ACTION ITEM:
The expected answer is a copy of every line in the listing that has the word "JSON".

GIVEN ENTRIES:
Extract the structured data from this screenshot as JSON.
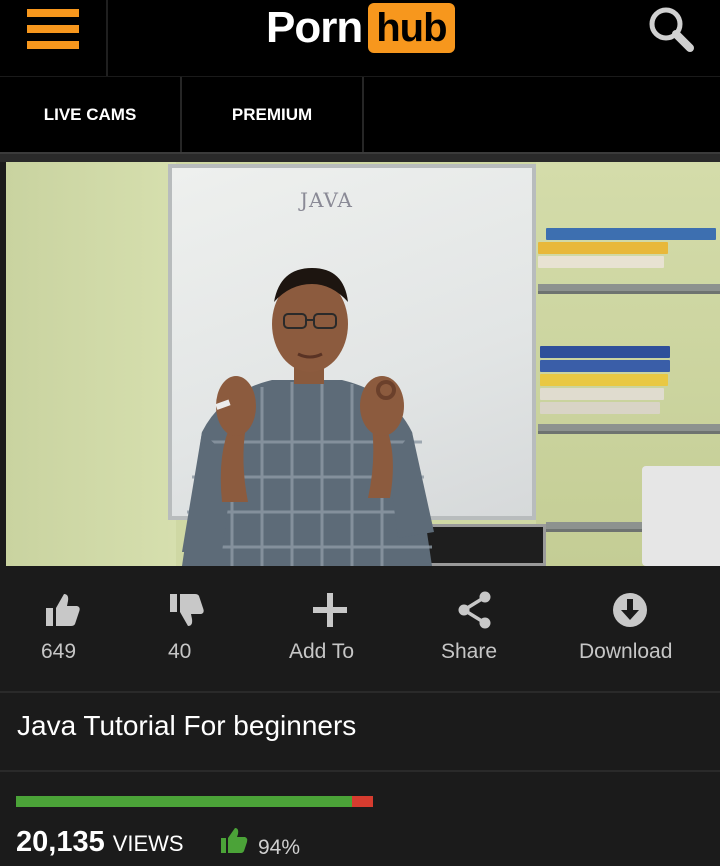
{
  "header": {
    "logo_part1": "Porn",
    "logo_part2": "hub",
    "icons": {
      "menu": "hamburger-menu-icon",
      "search": "search-icon"
    },
    "brand_color": "#f7971d"
  },
  "nav": {
    "items": [
      {
        "label": "LIVE CAMS"
      },
      {
        "label": "PREMIUM"
      }
    ]
  },
  "video": {
    "board_text": "JAVA"
  },
  "actions": {
    "likes": "649",
    "dislikes": "40",
    "add_to": "Add To",
    "share": "Share",
    "download": "Download"
  },
  "video_title": "Java Tutorial For beginners",
  "stats": {
    "views_count": "20,135",
    "views_label": "VIEWS",
    "rating_percent": "94%",
    "rating_fraction": 0.94,
    "colors": {
      "good": "#4ba338",
      "bad": "#d63c2f"
    }
  }
}
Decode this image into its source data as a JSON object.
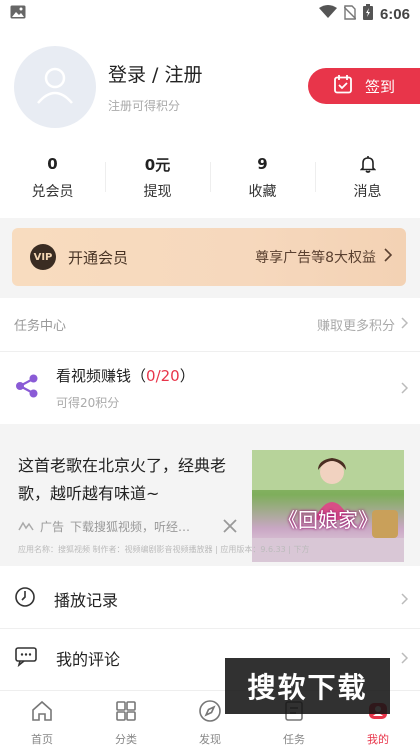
{
  "status_bar": {
    "time": "6:06"
  },
  "profile": {
    "title": "登录 / 注册",
    "subtitle": "注册可得积分",
    "signin_label": "签到"
  },
  "stats": [
    {
      "value": "0",
      "label": "兑会员"
    },
    {
      "value": "0元",
      "label": "提现"
    },
    {
      "value": "9",
      "label": "收藏"
    },
    {
      "value": "",
      "label": "消息",
      "icon": "bell-icon"
    }
  ],
  "vip": {
    "logo": "VIP",
    "title": "开通会员",
    "benefit": "尊享广告等8大权益"
  },
  "task_center": {
    "title": "任务中心",
    "more": "赚取更多积分",
    "task": {
      "name": "看视频赚钱",
      "progress": "0/20",
      "reward": "可得20积分"
    }
  },
  "ad": {
    "text": "这首老歌在北京火了，经典老歌，越听越有味道~",
    "image_title": "《回娘家》",
    "tag": "广告",
    "meta": "下载搜狐视频，听经…",
    "footer": "应用名称：搜狐视频 制作者：视频编剧影音视频播放器 | 应用版本：9.6.33 | 下方"
  },
  "menu": [
    {
      "label": "播放记录",
      "icon": "clock-icon"
    },
    {
      "label": "我的评论",
      "icon": "comment-icon"
    }
  ],
  "watermark": "搜软下载",
  "tabbar": [
    {
      "label": "首页",
      "icon": "home-icon"
    },
    {
      "label": "分类",
      "icon": "grid-icon"
    },
    {
      "label": "发现",
      "icon": "compass-icon"
    },
    {
      "label": "任务",
      "icon": "task-icon"
    },
    {
      "label": "我的",
      "icon": "profile-icon"
    }
  ],
  "colors": {
    "accent": "#e8354a",
    "vip_bg": "#f6d8bd",
    "band": "#f4f4f4"
  }
}
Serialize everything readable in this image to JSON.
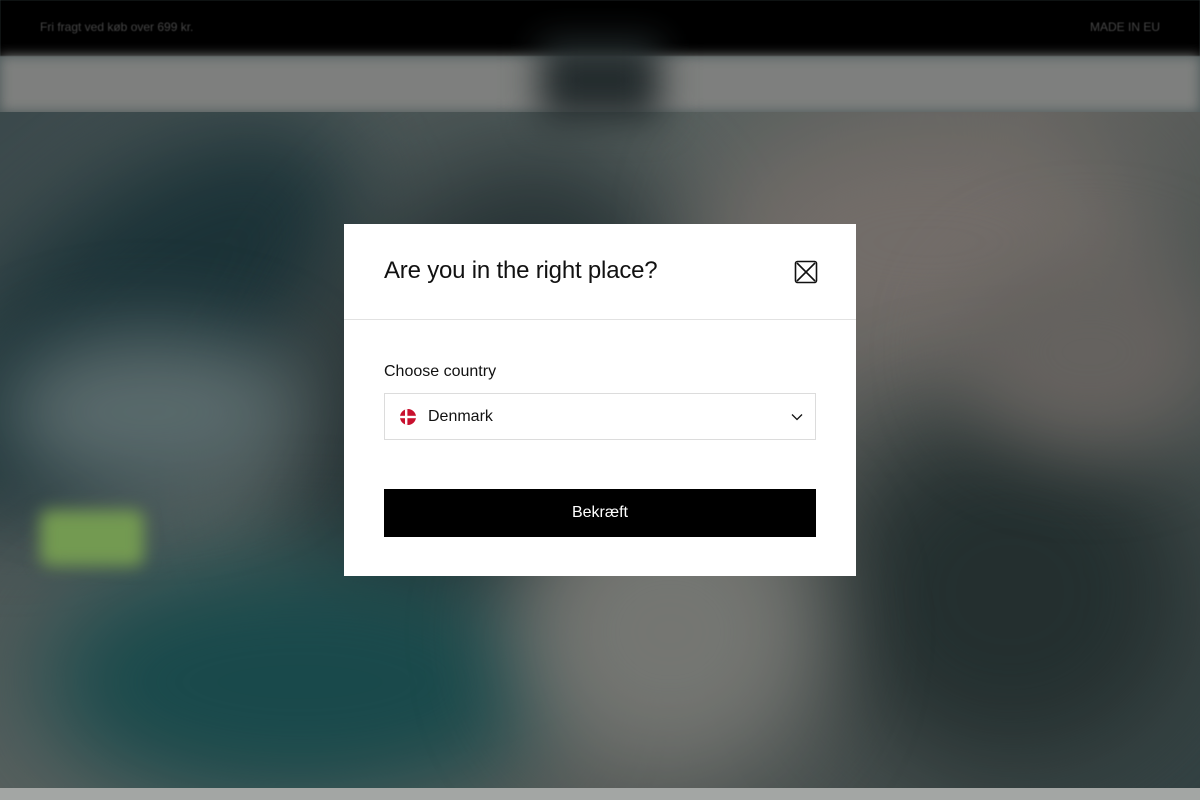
{
  "background": {
    "announcement_left": "Fri fragt ved køb over 699 kr.",
    "announcement_right": "MADE IN EU"
  },
  "modal": {
    "title": "Are you in the right place?",
    "close_icon": "close-icon",
    "country_label": "Choose country",
    "selected_country": "Denmark",
    "selected_country_flag": "denmark-flag-icon",
    "confirm_label": "Bekræft"
  },
  "colors": {
    "confirm_button_bg": "#000000",
    "flag_red": "#c8102e"
  }
}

REPLY TO THE EXERCISE:
Extract the structured data from this screenshot as JSON.
Decode this image into its source data as a JSON object.
Serialize everything readable in this image to JSON.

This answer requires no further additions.